wealthy man


Also found in: Thesaurus.
ThesaurusAntonymsRelated WordsSynonymsLegend:
Noun1.wealthy man - a man who is wealthywealthy man - a man who is wealthy      
nabob - a wealthy man (especially one who made his fortune in the Orient)
have, rich person, wealthy person - a person who possesses great material wealth
nob, toff - informal term for an upper-class or wealthy person
References in classic literature ?
Not envious, let us say, since he has talent; but it annoys him that a wealthy man of the highest society, and a count, too (you know they all detest a title), can, without any particular trouble, do as well, if not better, than he who has devoted all his life to it.
That light is the dower you brought him, and he is a wealthy man if it does not flicker.
The justice of the peace died just as our second prosperous epoch began, and luckily for us, his successor had formerly been a notary in Grenoble who had lost most of his fortune by a bad speculation, though enough of it yet remained to cause him to be looked upon in the village as a wealthy man.
which would have ruined a wealthy man, and which became impossible, utter madness even, for a man so poor as he was.
All that I had heard and seen, and a great part of what he had said himself, led me to suppose that he was a wealthy man.
He is a very wealthy man," continued Marguerite; "the wealthiest, it may be.
I remember her aunt very well, Biddy Henshawe; she married a very wealthy man.
Everywhere there were mingled the luxury of the wealthy man of taste and the careless untidiness of the bachelor.

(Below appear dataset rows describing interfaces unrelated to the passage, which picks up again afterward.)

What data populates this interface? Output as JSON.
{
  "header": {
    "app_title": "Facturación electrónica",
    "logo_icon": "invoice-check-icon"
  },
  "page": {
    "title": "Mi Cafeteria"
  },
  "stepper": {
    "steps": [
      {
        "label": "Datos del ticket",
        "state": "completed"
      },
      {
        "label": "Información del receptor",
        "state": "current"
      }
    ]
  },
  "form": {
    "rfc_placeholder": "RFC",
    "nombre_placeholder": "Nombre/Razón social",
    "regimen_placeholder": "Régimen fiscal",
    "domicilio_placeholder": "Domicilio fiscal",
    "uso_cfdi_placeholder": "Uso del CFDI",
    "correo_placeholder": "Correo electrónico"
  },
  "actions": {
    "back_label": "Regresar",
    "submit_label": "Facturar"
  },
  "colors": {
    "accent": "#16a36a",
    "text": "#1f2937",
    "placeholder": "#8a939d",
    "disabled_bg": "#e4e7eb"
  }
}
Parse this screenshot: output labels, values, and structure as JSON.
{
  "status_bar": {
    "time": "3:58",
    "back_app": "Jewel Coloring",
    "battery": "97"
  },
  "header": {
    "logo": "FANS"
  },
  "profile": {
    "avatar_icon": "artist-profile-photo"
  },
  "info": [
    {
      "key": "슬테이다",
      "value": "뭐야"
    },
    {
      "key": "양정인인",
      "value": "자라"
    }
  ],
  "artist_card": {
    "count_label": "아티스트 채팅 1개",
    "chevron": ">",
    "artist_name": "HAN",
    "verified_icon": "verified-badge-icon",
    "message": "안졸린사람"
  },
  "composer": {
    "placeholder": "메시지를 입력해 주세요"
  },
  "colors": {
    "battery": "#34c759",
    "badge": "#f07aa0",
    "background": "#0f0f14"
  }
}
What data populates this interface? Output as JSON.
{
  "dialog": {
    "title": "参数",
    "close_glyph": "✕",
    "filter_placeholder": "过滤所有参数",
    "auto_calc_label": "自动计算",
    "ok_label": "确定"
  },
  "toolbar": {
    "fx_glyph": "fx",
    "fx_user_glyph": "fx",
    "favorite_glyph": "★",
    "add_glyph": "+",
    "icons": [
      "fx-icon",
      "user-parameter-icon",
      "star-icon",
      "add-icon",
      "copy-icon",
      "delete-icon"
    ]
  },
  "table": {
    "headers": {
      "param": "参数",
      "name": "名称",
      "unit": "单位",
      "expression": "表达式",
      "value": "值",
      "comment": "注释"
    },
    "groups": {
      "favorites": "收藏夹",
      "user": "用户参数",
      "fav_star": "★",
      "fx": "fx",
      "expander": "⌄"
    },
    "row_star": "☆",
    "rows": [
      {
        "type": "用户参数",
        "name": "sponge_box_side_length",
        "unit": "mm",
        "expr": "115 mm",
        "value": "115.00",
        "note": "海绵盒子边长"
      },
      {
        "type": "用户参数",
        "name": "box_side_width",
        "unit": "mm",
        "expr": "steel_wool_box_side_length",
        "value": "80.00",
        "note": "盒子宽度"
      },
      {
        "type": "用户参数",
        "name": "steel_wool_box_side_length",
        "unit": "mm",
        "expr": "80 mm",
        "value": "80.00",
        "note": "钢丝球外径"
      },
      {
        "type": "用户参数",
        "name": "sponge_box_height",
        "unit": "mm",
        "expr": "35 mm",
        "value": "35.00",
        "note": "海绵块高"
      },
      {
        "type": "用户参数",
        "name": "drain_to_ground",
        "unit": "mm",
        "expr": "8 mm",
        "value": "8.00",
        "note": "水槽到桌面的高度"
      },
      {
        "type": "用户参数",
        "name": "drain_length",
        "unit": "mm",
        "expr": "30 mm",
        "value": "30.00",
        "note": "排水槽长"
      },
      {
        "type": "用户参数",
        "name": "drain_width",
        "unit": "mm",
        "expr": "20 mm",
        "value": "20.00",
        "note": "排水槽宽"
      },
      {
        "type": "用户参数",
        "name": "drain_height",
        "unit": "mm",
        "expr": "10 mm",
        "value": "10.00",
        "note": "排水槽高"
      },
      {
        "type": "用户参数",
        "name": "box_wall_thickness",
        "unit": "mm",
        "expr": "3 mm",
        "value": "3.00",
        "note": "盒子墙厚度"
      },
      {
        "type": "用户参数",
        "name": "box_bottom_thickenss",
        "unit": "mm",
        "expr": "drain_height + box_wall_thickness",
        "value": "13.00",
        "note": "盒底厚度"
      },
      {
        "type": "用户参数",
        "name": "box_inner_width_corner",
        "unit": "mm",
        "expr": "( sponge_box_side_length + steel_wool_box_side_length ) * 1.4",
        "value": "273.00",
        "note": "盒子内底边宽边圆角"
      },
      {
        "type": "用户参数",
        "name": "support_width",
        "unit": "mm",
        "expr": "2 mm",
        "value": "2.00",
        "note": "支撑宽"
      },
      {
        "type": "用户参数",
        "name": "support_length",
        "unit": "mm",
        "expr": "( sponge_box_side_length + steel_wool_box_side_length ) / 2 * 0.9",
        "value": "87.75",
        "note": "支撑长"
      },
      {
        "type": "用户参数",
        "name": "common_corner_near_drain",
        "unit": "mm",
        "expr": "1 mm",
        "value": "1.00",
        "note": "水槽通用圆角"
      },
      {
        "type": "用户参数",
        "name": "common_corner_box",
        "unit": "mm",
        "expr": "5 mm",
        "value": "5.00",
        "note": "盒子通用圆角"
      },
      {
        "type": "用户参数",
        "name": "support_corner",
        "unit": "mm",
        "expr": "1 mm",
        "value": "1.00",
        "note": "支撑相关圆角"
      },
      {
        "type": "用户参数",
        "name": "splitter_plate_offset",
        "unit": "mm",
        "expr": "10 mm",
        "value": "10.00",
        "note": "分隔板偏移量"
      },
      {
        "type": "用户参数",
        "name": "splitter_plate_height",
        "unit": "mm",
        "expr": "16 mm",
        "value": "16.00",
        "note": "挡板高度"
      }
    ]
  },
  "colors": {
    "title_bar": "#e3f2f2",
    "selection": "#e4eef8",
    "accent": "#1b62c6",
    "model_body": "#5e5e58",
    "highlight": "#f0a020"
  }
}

Rumour reported that Drebber had managed to convert a large part of his property into money, and that he had departed a wealthy man, while his companion, Stangerson, was comparatively poor.
Shuttleworthy was one of the most respectable and, undoubtedly, he was the most wealthy man in Rattleborough, while "Old Charley Goodfellow" was upon as intimate terms with him as if he had been his own brother.
I understood very well why, when he told me that he had joined in the Clyde a small steamer chartered by a relative of his, "a very wealthy man," he observed (probably Lord X, I thought), to carry arms and other supplies to the Carlist army.
It is asking much of a wealthy man to come down and bury himself in a place of this kind, but I need not tell you that it means a very great deal to the countryside.